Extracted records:
====================
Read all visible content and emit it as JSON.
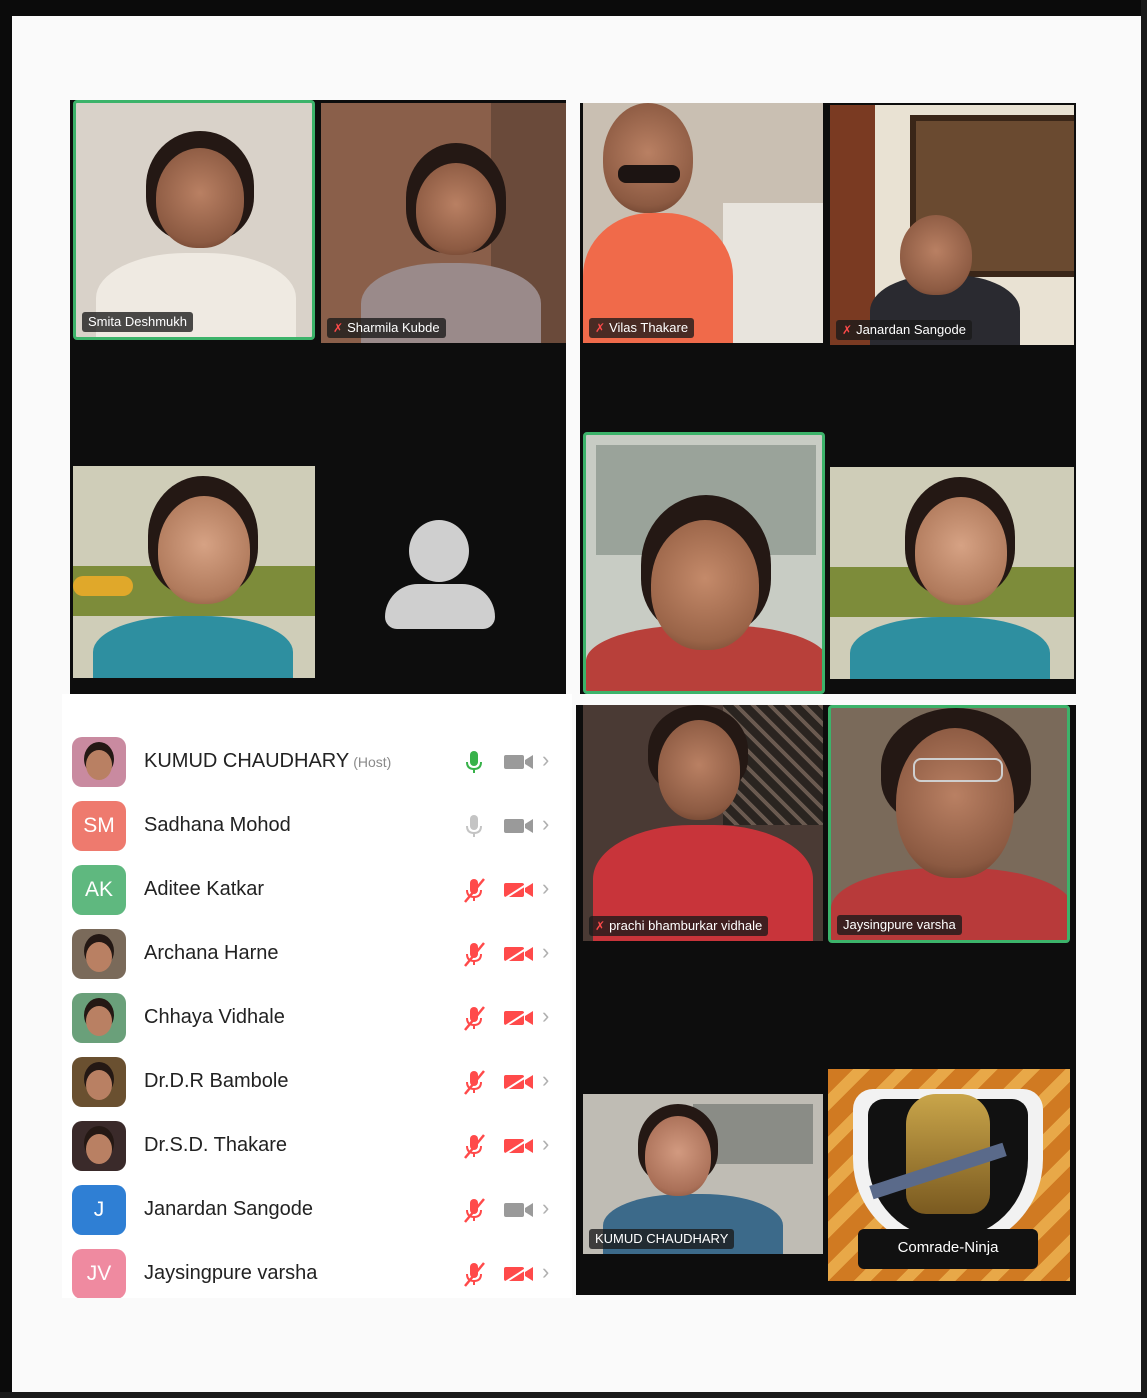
{
  "video_panels": {
    "panel_a_tiles": [
      {
        "name": "Smita Deshmukh",
        "muted": false,
        "active": true
      },
      {
        "name": "Sharmila Kubde",
        "muted": true,
        "active": false
      },
      {
        "name": "",
        "muted": false,
        "active": false
      },
      {
        "name": "",
        "muted": false,
        "active": false
      }
    ],
    "panel_b_tiles": [
      {
        "name": "Vilas Thakare",
        "muted": true,
        "active": false
      },
      {
        "name": "Janardan Sangode",
        "muted": true,
        "active": false
      },
      {
        "name": "",
        "muted": false,
        "active": true
      },
      {
        "name": "",
        "muted": false,
        "active": false
      }
    ],
    "panel_c_tiles": [
      {
        "name": "prachi bhamburkar vidhale",
        "muted": true,
        "active": false
      },
      {
        "name": "Jaysingpure varsha",
        "muted": false,
        "active": true
      },
      {
        "name": "KUMUD CHAUDHARY",
        "muted": false,
        "active": false
      },
      {
        "name": "",
        "muted": false,
        "active": false
      }
    ],
    "ninja_logo_text": "Comrade-Ninja"
  },
  "participants": {
    "host_label": "(Host)",
    "rows": [
      {
        "initials": "",
        "name": "KUMUD CHAUDHARY",
        "is_host": true,
        "mic": "on",
        "camera": "on",
        "avatar_color": "#c98aa0",
        "photo": true
      },
      {
        "initials": "SM",
        "name": "Sadhana Mohod",
        "is_host": false,
        "mic": "on-idle",
        "camera": "on",
        "avatar_color": "#ee7a6e",
        "photo": false
      },
      {
        "initials": "AK",
        "name": "Aditee Katkar",
        "is_host": false,
        "mic": "off",
        "camera": "off",
        "avatar_color": "#5fb87f",
        "photo": false
      },
      {
        "initials": "",
        "name": "Archana Harne",
        "is_host": false,
        "mic": "off",
        "camera": "off",
        "avatar_color": "#7a6a5a",
        "photo": true
      },
      {
        "initials": "",
        "name": "Chhaya Vidhale",
        "is_host": false,
        "mic": "off",
        "camera": "off",
        "avatar_color": "#6aa07a",
        "photo": true
      },
      {
        "initials": "",
        "name": "Dr.D.R Bambole",
        "is_host": false,
        "mic": "off",
        "camera": "off",
        "avatar_color": "#6a5030",
        "photo": true
      },
      {
        "initials": "",
        "name": "Dr.S.D. Thakare",
        "is_host": false,
        "mic": "off",
        "camera": "off",
        "avatar_color": "#3a2a2a",
        "photo": true
      },
      {
        "initials": "J",
        "name": "Janardan Sangode",
        "is_host": false,
        "mic": "off",
        "camera": "on",
        "avatar_color": "#2f7fd4",
        "photo": false
      },
      {
        "initials": "JV",
        "name": "Jaysingpure varsha",
        "is_host": false,
        "mic": "off",
        "camera": "off",
        "avatar_color": "#ef8aa0",
        "photo": false
      }
    ]
  },
  "colors": {
    "active_border": "#3cb36a",
    "mic_on": "#38b24a",
    "muted_red": "#ff4a4a"
  }
}
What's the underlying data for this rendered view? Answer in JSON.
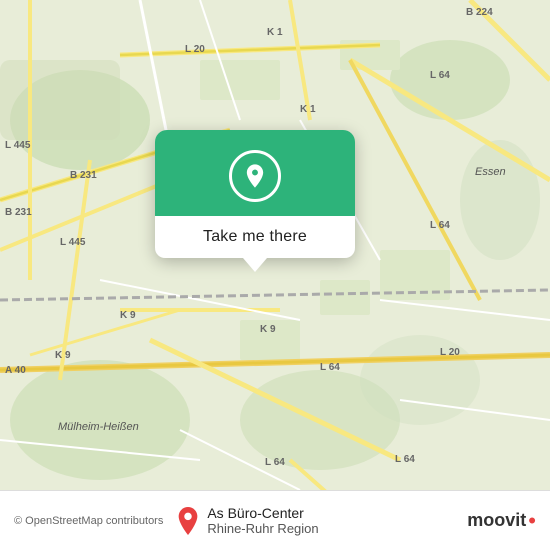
{
  "map": {
    "attribution": "© OpenStreetMap contributors",
    "accent_color": "#2db37a",
    "bg_color": "#e8edd8"
  },
  "popup": {
    "button_label": "Take me there",
    "icon": "location-pin"
  },
  "bottom_bar": {
    "location_name": "As Büro-Center",
    "location_region": "Rhine-Ruhr Region",
    "brand": "moovit",
    "attribution": "© OpenStreetMap contributors"
  },
  "road_labels": [
    "L 445",
    "B 231",
    "L 445",
    "B 231",
    "A 40",
    "K 9",
    "K 9",
    "L 20",
    "K 1",
    "K 1",
    "L 64",
    "L 64",
    "K 9",
    "L 64",
    "L 20",
    "L 64",
    "L 20",
    "B 224",
    "L 64",
    "Essen",
    "Mülheim-Heißen"
  ]
}
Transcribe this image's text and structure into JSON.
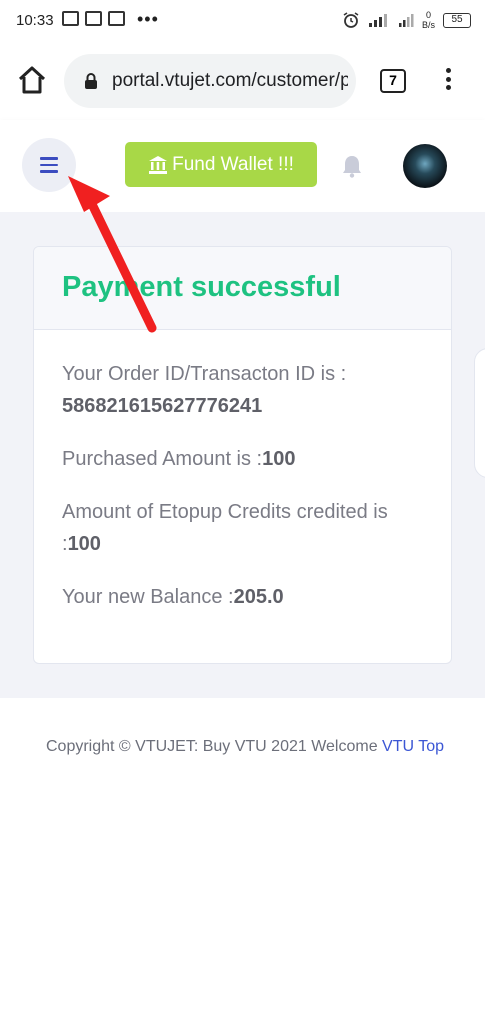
{
  "status_bar": {
    "time": "10:33",
    "net_speed_top": "0",
    "net_speed_unit": "B/s",
    "battery": "55"
  },
  "browser": {
    "url": "portal.vtujet.com/customer/pa",
    "tab_count": "7"
  },
  "header": {
    "fund_wallet_label": "Fund Wallet !!!"
  },
  "card": {
    "title": "Payment successful",
    "order_label": "Your Order ID/Transacton ID is :",
    "order_id": "586821615627776241",
    "purchased_label": "Purchased Amount is :",
    "purchased_value": "100",
    "credits_label": "Amount of Etopup Credits credited is :",
    "credits_value": "100",
    "balance_label": "Your new Balance :",
    "balance_value": "205.0"
  },
  "footer": {
    "text": "Copyright © VTUJET: Buy VTU 2021 Welcome",
    "link": "VTU Top"
  },
  "colors": {
    "success": "#1ec281",
    "fund_button": "#a8d847",
    "link": "#3b56d4",
    "annotation_arrow": "#f02020"
  }
}
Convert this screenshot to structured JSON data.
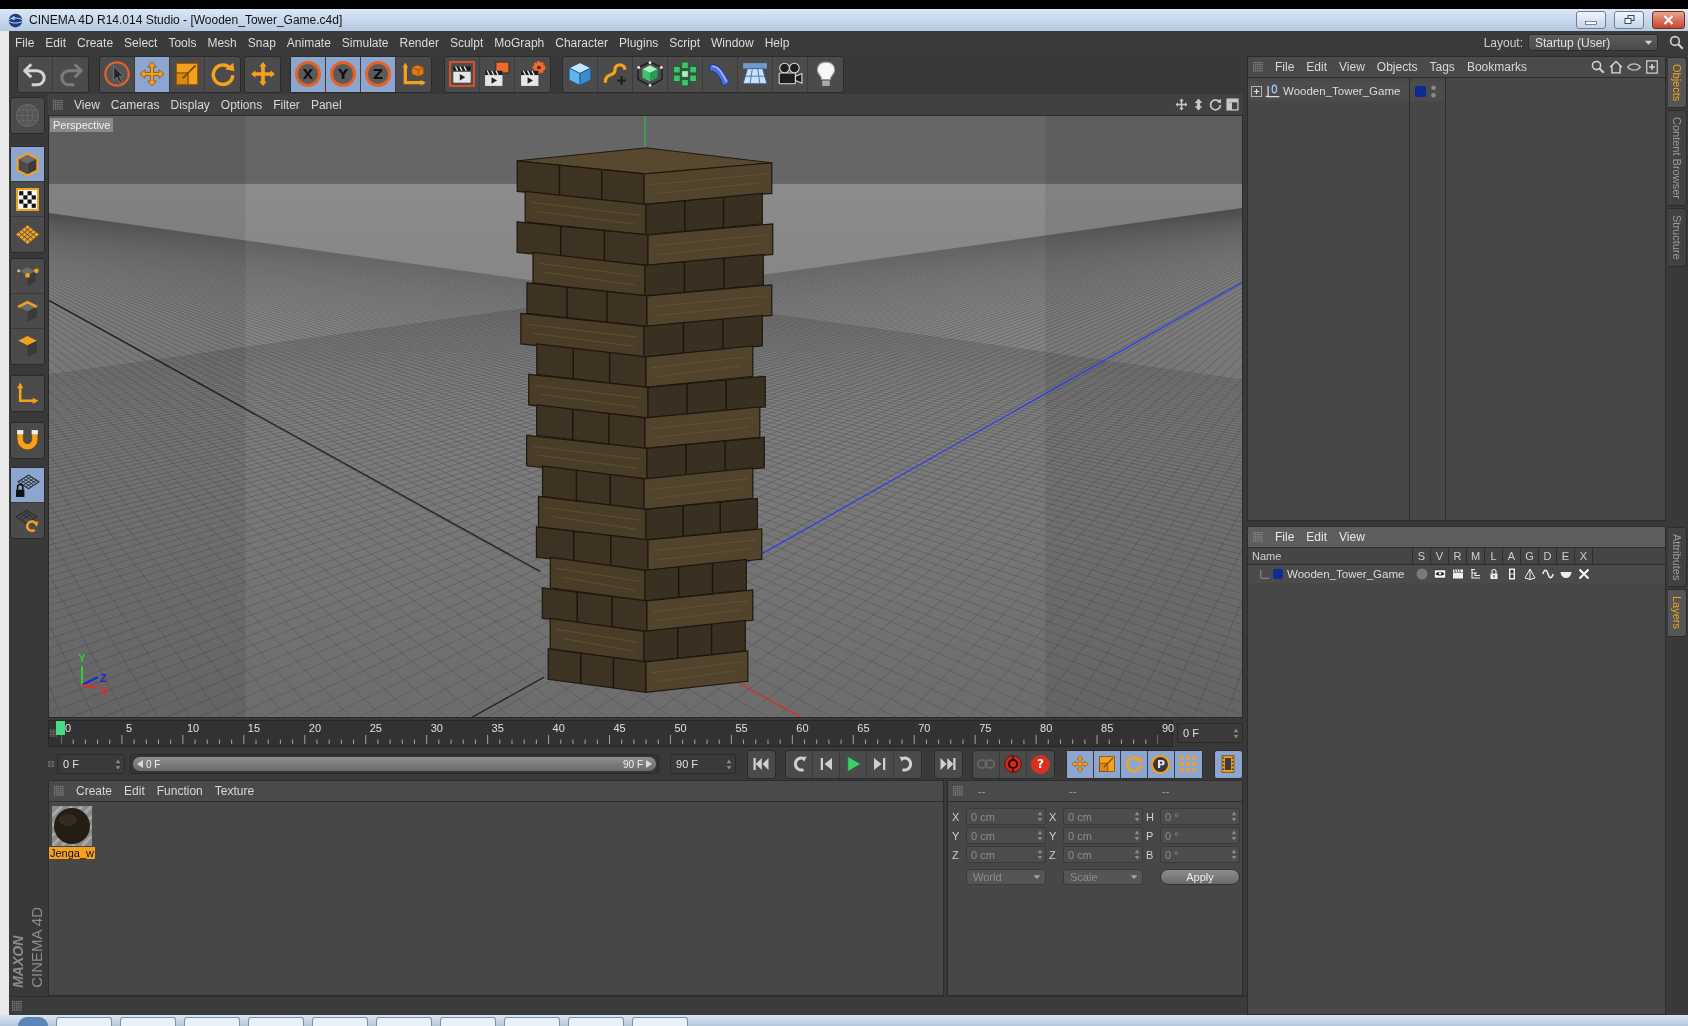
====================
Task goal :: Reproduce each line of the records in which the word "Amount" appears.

Solution below ::
    "purchased_label": "Purchased Amount is :",
    "credits_label": "Amount of Etopup Credits credited is :",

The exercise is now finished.